The poem is almost fetish-like in its detail; almost religious and like much of her work takes you to unexpected places. Stirring the dish, ‘it dawns on you how much you need darkness’. It lives in the ‘airing cupboard where a padded heart pumps/heat.’ At first I found this and other images in the poem out of plac:e an unwelcome incursion on the otherwise tightly focus on food; then I realised this is what gives it its fourth dimension – an emotional response to the physical world.

There are links between poems and recurrent images which give the book itself a strong sense of unity and cohesiveness. Certainly the theme of darkness is prevalent throughout, as well as birds, domestic spaces (cupboards in particular) Kennedy (?), the sea, and nature in abundance. There is so much to absorb and admire it is foolish to attempt the book at a single sitting; but in both individual poems and its cumulative effect, it is collection of undeniable power.  

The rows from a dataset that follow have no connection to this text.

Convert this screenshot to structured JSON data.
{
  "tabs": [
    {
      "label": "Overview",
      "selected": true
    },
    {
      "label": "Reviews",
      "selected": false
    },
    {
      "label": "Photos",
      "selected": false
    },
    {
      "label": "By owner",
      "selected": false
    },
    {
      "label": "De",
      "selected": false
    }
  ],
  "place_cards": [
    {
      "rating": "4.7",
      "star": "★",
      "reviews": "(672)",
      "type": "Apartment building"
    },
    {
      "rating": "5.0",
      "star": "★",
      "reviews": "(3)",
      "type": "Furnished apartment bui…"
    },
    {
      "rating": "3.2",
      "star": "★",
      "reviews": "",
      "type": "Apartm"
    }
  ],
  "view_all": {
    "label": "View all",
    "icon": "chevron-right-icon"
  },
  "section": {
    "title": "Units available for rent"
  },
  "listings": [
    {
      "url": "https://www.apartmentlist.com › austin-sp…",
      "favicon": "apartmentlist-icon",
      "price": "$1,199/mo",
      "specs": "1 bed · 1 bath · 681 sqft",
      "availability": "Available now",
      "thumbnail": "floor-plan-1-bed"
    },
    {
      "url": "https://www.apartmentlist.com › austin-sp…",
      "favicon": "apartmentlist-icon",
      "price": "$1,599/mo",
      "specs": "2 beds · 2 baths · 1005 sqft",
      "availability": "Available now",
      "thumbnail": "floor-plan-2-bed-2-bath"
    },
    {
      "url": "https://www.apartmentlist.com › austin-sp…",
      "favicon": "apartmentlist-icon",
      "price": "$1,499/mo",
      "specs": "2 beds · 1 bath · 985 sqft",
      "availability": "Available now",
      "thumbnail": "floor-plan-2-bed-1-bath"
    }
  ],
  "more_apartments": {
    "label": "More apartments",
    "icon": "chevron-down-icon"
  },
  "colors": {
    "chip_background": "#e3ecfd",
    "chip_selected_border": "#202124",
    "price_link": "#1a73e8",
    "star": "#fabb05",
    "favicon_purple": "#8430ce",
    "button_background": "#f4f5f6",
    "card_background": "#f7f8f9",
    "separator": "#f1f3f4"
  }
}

Possibly the finest piece for me is Bird, where the poet imagines herself as the creature: ‘I am wings/springing from breast, sweeping back,’ and elsewhere ‘See how/ I enfold head and heart in flight. Map out my hungers and dangers.’ It is almost shocking in its physicality. Many poets attempt ventriloquism in poetry, but this goes a stage further – truly inhabiting the animal, which in turns helps her discover a fully realised self.

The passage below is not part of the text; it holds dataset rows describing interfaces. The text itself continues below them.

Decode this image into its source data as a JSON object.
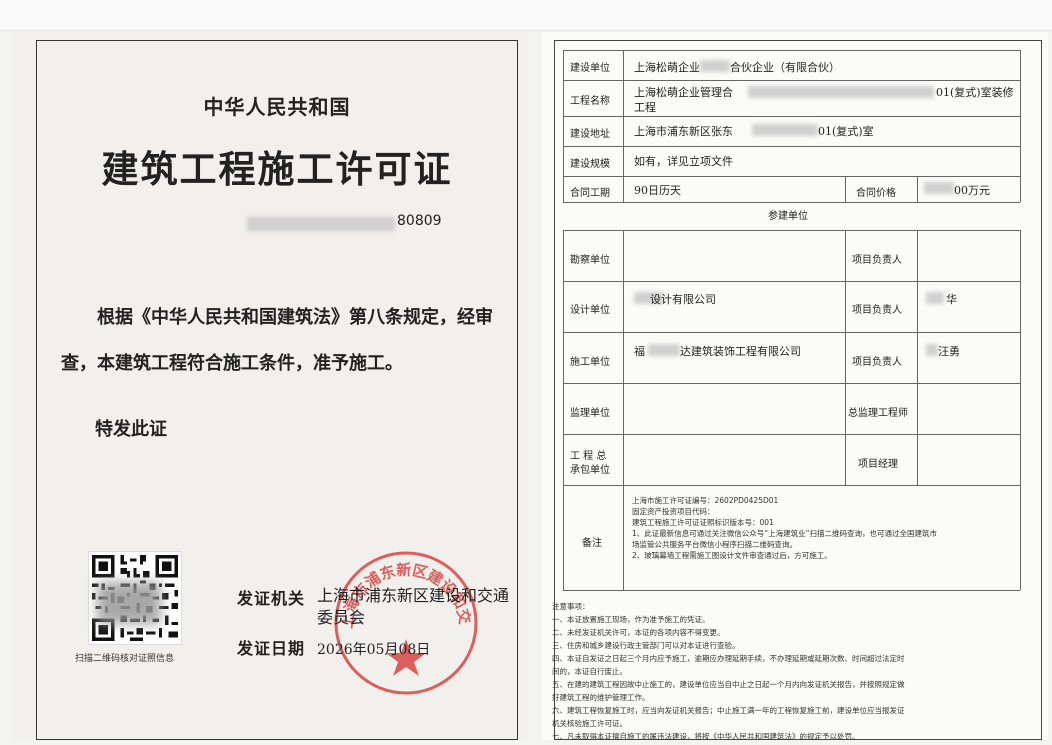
{
  "left": {
    "country": "中华人民共和国",
    "title": "建筑工程施工许可证",
    "cert_no_suffix": "80809",
    "body": "根据《中华人民共和国建筑法》第八条规定，经审查，本建筑工程符合施工条件，准予施工。",
    "special": "特发此证",
    "qr_caption": "扫描二维码核对证照信息",
    "issuer_label": "发证机关",
    "issuer_value": "上海市浦东新区建设和交通委员会",
    "date_label": "发证日期",
    "date_value": "2026年05月08日",
    "seal_text": "上海市浦东新区建设和交通委员会"
  },
  "right": {
    "rows": {
      "build_unit_label": "建设单位",
      "build_unit_value_a": "上海松萌企业",
      "build_unit_value_b": "合伙企业（有限合伙）",
      "project_name_label": "工程名称",
      "project_name_a": "上海松萌企业管理合",
      "project_name_b": "01(复式)室装修",
      "project_name_c": "工程",
      "address_label": "建设地址",
      "address_a": "上海市浦东新区张东",
      "address_b": "01(复式)室",
      "scale_label": "建设规模",
      "scale_value": "如有，详见立项文件",
      "period_label": "合同工期",
      "period_value": "90日历天",
      "price_label": "合同价格",
      "price_value": "00万元"
    },
    "participants_header": "参建单位",
    "participants": {
      "survey_label": "勘察单位",
      "survey_resp_label": "项目负责人",
      "design_label": "设计单位",
      "design_value": "设计有限公司",
      "design_resp_label": "项目负责人",
      "design_resp_value": "华",
      "construct_label": "施工单位",
      "construct_value_a": "福",
      "construct_value_b": "达建筑装饰工程有限公司",
      "construct_resp_label": "项目负责人",
      "construct_resp_value": "汪勇",
      "supervise_label": "监理单位",
      "supervise_resp_label": "总监理工程师",
      "gc_label_1": "工 程 总",
      "gc_label_2": "承包单位",
      "gc_resp_label": "项目经理"
    },
    "remarks_label": "备注",
    "remarks": [
      "上海市施工许可证编号：2602PD0425D01",
      "固定资产投资项目代码：",
      "建筑工程施工许可证证照标识版本号：001",
      "1、此证最新信息可通过关注微信公众号“上海建筑业”扫描二维码查询，也可通过全国建筑市",
      "场监管公共服务平台微信小程序扫描二维码查询。",
      "2、玻璃幕墙工程需施工图设计文件审查通过后，方可施工。"
    ],
    "notes": [
      "注意事项：",
      "一、本证放置施工现场，作为准予施工的凭证。",
      "二、未经发证机关许可，本证的各项内容不得变更。",
      "三、住房和城乡建设行政主管部门可以对本证进行查验。",
      "四、本证自发证之日起三个月内应予施工，逾期应办理延期手续，不办理延期或延期次数、时间超过法定时",
      "间的，本证自行废止。",
      "五、在建的建筑工程因故中止施工的，建设单位应当自中止之日起一个月内向发证机关报告，并按照规定做",
      "好建筑工程的维护管理工作。",
      "六、建筑工程恢复施工时，应当向发证机关报告；中止施工满一年的工程恢复施工前，建设单位应当报发证",
      "机关核验施工许可证。",
      "七、凡未取得本证擅自施工的属违法建设，将按《中华人民共和国建筑法》的规定予以处罚。"
    ]
  }
}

For those looking for value in a poetry collection, Circling the Core offers plenty of it. Not only does it benefit from several ‘hit singles’ – a fistful of first prizes, many poems are multi-faceted, multi-layered things that tackle subjects many different ways; scenes are shot from several angles. Undeniably it is a dark collection, but it is tempered with humour and there are few poems that do not hint at redemption – whether in art, in food, in love, in nature or the simple promise of tomorrow. All of these poems are exercises in circling the core, where she concludes:         

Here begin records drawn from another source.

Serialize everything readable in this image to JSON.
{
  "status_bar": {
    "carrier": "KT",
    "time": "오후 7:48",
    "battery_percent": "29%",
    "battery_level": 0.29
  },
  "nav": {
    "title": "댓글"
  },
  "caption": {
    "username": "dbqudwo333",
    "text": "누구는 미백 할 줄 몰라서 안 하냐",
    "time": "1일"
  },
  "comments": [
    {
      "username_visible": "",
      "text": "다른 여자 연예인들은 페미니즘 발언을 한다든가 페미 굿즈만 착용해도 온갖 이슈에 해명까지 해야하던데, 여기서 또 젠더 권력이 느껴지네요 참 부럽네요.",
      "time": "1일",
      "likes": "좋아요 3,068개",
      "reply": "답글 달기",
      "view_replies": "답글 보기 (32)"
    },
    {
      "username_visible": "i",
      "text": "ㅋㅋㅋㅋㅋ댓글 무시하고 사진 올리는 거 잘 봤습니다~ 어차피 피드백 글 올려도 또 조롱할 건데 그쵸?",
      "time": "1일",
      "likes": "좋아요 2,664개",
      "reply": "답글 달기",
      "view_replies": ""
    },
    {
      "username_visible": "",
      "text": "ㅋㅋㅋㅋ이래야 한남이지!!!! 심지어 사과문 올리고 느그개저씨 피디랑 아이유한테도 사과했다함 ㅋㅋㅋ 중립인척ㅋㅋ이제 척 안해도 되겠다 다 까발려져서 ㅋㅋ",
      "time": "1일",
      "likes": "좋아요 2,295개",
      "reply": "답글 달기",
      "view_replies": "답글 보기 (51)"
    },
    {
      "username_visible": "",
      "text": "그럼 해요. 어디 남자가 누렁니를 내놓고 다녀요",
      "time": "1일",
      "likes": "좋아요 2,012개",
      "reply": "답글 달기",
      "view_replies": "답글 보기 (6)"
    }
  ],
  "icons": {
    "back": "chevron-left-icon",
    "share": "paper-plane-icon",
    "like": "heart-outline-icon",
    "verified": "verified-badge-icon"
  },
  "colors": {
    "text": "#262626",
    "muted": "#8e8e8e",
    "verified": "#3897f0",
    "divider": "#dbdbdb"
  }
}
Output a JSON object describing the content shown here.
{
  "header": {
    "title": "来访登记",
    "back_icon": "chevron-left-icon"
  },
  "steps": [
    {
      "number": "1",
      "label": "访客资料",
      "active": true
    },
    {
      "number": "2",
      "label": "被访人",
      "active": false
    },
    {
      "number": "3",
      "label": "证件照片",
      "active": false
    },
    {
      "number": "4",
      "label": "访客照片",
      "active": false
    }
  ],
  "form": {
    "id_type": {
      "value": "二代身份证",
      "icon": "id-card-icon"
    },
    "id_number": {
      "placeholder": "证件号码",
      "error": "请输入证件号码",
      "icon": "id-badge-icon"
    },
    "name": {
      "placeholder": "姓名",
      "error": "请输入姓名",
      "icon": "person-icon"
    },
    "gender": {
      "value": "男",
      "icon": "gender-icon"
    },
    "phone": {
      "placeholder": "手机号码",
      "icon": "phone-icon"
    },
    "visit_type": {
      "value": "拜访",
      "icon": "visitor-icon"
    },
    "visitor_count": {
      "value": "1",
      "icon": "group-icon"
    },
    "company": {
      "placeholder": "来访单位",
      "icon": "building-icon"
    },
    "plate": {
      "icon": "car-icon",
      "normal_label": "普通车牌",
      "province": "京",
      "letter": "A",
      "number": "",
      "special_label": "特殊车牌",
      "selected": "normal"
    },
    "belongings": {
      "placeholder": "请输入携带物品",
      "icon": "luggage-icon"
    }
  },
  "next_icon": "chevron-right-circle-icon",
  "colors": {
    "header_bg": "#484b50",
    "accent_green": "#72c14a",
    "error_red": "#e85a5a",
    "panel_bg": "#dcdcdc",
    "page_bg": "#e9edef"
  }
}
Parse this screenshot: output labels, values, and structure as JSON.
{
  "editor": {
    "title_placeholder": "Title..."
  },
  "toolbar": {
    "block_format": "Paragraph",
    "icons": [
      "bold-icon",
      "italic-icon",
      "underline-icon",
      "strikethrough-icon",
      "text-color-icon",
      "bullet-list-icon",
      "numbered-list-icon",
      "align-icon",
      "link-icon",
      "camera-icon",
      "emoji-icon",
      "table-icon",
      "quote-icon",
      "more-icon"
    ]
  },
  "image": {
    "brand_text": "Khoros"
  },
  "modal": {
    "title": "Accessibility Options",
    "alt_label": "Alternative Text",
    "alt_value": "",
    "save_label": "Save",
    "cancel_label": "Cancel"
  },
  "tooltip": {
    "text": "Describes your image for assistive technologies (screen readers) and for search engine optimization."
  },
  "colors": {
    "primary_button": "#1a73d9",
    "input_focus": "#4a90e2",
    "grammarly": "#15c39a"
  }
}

‘The further in you go/the nearer you come to the mystery.’


Imaginary kingdoms in Bethnal Green

A beatific night at the London Buddhist Centre for the launch of Maitreyabandhu’s pamphlet, wittly titled (considering its length)Vita Brevis.

As it’s Valentine’s Day, Bethnal Green is full of flowers; almost every man and woman clutches a single stem or full bouquet like some sixties vision. Greeted by smiling young people at the door, the air of serenity continues down to the basement studio which is all cushions and flower print screens.

Organised by Alex McMillen of Templar Poetry, the bill also featured the precise, accomplished Myra Schneider (her recital of Forward Prize shortlisted poem ‘Goulash’ was an undoubted highlight) and the always fascinating Jane Weir, continuing her odyssey into the lives of textile designers of the early twentieth century. Her outlandish titles, breathless long lines are filled with the obscure vocabulary of dyes and textiles but are shot through with a colloquial wit which prevents them from disappearing too far into the esoteric.

I also read, from England Underwater – although managed to wear exactly the same blue flower print on my shirt as was printed the screen I was standing in front of – resulting in the odd spectacle of a disembodied head delivering the poems. I was losing my voice, but made it through to the end, trying out a new poem about meeting King Lear’s Fool – making me realise it needs more work. Funny poems go down well. Note to self – always end on a golden oldie rather than something new.

Vita Brevis by Maitreyabandhu

Maitreyabandhu’s collection is a Poetry Book Society pamphlet choice and deservedly so; it is full of delicate, visionary poetry – a tiny ship made from a fingernail of bark and the shell of a walnut; an encounter with a matronly giraffe at the zoo and a meditation on the suffering of animals in Mule – a beast tormented by the heat and flies. It also features a string of prose poems – surreal wanderings through imaginary kingdoms where ‘criss-cross avenues’ are ‘lined with lemon trees and pears’ and toys hover eerily above the ground. It’s a lyrical, magical masterpiece. With a Bloodaxe collection on the way too, as I said to him after the reading – his time is now.